An overwhelming majority of Houstonians feel that it is important to be able to buy locally grown food, with 42% responding that it is “very important” and 41% that it is “somewhat important.” Only 16% of Houstonians report that access to locally grown food is not important to them. Rice University sociologist Dr. Stephen Klineberg released the new Houston Area Survey today, revealing these results for a question that he asked this year for the first time.
The local food movement in the 13-county Houston region has been gaining strength following the Food & Sustainable Prosperity conference hosted by Houston Tomorrow in 2008. A broad coalition of nonprofits, government agencies, growers, and engaged citizens meets monthly as the Houston Food Policy Workgroup, hosted by Houston Tomorrow.
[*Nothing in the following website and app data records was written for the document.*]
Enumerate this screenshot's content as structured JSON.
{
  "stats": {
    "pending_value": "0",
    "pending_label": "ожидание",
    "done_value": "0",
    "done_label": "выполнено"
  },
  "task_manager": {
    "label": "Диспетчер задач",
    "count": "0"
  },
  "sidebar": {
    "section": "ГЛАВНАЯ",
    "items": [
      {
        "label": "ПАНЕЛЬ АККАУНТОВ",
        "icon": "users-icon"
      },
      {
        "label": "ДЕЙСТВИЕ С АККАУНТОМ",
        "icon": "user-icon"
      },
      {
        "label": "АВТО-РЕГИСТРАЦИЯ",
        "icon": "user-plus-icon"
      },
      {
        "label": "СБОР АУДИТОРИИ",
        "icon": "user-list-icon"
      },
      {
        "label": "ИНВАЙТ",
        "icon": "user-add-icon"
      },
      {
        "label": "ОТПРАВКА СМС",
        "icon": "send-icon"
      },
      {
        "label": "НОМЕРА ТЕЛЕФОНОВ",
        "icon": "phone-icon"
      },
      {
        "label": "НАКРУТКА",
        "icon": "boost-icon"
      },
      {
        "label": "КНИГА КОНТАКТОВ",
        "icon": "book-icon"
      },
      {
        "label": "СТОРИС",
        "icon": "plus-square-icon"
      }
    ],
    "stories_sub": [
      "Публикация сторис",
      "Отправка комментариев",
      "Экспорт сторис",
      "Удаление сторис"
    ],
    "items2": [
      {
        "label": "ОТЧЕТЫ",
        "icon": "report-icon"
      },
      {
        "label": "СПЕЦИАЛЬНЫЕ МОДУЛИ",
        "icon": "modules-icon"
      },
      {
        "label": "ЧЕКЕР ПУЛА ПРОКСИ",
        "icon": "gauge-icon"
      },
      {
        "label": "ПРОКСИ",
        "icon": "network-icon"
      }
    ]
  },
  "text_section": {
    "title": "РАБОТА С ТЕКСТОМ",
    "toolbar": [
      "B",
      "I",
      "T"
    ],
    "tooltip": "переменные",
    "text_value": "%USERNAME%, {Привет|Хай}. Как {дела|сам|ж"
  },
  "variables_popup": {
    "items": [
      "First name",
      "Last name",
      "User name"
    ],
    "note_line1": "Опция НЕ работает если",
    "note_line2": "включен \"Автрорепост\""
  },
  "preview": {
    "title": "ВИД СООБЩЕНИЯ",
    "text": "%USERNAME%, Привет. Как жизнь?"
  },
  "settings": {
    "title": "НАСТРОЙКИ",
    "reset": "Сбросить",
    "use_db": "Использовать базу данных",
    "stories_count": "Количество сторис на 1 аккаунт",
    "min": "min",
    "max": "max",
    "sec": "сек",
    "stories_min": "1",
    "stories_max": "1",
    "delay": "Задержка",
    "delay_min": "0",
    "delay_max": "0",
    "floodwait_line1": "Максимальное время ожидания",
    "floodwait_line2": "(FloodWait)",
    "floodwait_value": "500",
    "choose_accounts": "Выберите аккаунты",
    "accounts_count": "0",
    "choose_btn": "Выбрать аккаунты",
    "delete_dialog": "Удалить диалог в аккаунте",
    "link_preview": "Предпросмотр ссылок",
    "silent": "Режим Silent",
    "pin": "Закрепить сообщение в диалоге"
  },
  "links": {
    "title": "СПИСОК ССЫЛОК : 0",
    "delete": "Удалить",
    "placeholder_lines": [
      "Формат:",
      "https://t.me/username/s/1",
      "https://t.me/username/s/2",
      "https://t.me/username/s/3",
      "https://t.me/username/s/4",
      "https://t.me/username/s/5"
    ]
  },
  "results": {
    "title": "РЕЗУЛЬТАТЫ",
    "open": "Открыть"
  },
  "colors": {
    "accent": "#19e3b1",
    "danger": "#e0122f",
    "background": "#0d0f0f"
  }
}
The mission of the workgroup is to nurture the growth of a sustainable local food system, accessible to all, through education, collaboration, communication, and creation of a food policy council for the Houston region. Interested parties from across the region are welcome to participate.
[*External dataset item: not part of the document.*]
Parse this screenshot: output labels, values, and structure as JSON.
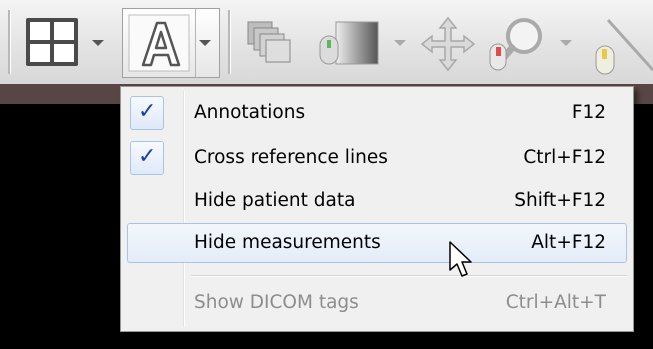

You can read the full release here. As I’ve mentioned, my wife is the Chair of the Central City Co-op board, so this is near and dear to her heart. She was very happy when I showed her the release. For more information about local food in Houston, visit Central City or Urban Harvest; the Chron had a nice story about one of their more successful projects this past weekend.